Background and purpose: Long-term adaptations to pharmacological stimuli frequently originate from modulation of complex intracellular signalling pathways. We previously reported that HU210 and CP55940, two CB1 cannabinoid receptor agonists, induced opposite effects on TH expression. Herein, we characterized their influence on cAMP response element (CRE) and activator protein 1 (AP-1)-mediated regulation of gene transcription.
Experimental approach: The activity of the agonists was examined on transfected N1E-115 cells in which expression of the luciferase reporter gene was controlled by transcription promoters consisting of repeats of either CRE or AP-1 elements. In addition, the implication of classical signalling pathways was investigated using a variety of kinase inhibitors.
Key results: Consistent with the CB1-mediated reduction of cAMP accumulation, both ligands decreased CRE-driven luciferase expression with similar potencies.
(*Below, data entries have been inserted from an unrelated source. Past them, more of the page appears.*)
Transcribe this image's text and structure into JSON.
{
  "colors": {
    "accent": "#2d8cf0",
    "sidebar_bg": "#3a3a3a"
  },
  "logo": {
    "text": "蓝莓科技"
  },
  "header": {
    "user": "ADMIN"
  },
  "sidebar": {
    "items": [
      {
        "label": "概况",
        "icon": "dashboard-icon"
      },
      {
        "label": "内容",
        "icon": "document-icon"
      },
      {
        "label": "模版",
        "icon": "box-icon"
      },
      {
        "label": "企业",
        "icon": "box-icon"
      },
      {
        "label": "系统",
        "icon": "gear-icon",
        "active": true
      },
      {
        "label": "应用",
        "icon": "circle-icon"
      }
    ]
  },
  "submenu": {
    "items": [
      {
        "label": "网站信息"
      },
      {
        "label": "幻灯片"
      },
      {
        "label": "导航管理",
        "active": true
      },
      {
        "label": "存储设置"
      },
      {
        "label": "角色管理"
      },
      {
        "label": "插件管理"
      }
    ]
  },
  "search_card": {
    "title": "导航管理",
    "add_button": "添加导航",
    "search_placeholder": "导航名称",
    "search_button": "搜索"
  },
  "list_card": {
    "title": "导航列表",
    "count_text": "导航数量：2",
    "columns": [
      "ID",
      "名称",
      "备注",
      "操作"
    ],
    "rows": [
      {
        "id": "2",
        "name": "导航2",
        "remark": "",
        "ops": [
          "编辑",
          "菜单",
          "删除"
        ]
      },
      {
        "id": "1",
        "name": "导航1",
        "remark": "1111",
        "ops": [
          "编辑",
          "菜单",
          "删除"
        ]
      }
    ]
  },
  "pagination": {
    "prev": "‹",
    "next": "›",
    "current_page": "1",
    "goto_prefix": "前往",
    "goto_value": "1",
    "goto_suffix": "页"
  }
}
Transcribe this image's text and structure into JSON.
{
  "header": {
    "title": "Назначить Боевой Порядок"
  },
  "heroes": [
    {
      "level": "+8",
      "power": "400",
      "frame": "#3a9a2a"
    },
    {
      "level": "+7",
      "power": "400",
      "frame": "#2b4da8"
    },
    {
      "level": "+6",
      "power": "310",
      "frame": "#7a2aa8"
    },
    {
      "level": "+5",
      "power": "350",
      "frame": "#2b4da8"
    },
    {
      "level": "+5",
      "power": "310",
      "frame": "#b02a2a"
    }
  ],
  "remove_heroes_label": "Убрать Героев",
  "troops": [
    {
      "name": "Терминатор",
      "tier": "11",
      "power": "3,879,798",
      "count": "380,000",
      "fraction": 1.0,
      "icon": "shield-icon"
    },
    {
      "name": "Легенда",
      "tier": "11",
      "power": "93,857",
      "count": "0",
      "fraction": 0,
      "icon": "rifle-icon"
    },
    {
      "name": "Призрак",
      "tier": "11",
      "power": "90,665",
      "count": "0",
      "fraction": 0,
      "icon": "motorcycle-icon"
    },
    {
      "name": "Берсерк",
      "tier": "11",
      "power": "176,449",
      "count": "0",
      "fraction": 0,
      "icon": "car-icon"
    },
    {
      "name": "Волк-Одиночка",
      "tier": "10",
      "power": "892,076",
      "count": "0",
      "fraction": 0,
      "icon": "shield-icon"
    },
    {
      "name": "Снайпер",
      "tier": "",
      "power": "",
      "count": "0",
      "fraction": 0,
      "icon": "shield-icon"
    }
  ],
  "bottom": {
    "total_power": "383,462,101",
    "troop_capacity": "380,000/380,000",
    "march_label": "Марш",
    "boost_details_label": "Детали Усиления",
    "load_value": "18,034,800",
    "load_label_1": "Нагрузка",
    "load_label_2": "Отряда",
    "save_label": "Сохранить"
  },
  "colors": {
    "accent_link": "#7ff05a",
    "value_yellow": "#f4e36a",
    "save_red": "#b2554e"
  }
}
HU210 also exhibited a concentration-dependent reduction of luciferase activity in cells engineered to examine AP-1-controlled transcription, whereas such response was not obtained with CP55940. Responses were all inhibited by SR141716A and were modified in Pertussis toxin-treated cells, suggesting agonist-selective regulations of distinct Gi/o-dependent mechanisms through CB1 receptor activation. Finally, PKC inhibitors efficiently inhibited the paradoxical effect of HU210 on AP-1-mediated transcription, indicating selective regulation of PKC-dependent responses.
Conclusions and implications: Together, our results demonstrate that two cannabinoid ligands, commonly used as reference agonists acting on the same receptor with similar affinities, differentially modulate gene transcription through distinct controls of AP-1. This could reflect activation of distinct subsets of Gi/o-proteins, supporting the concept of functional selectivity at CB1 receptors.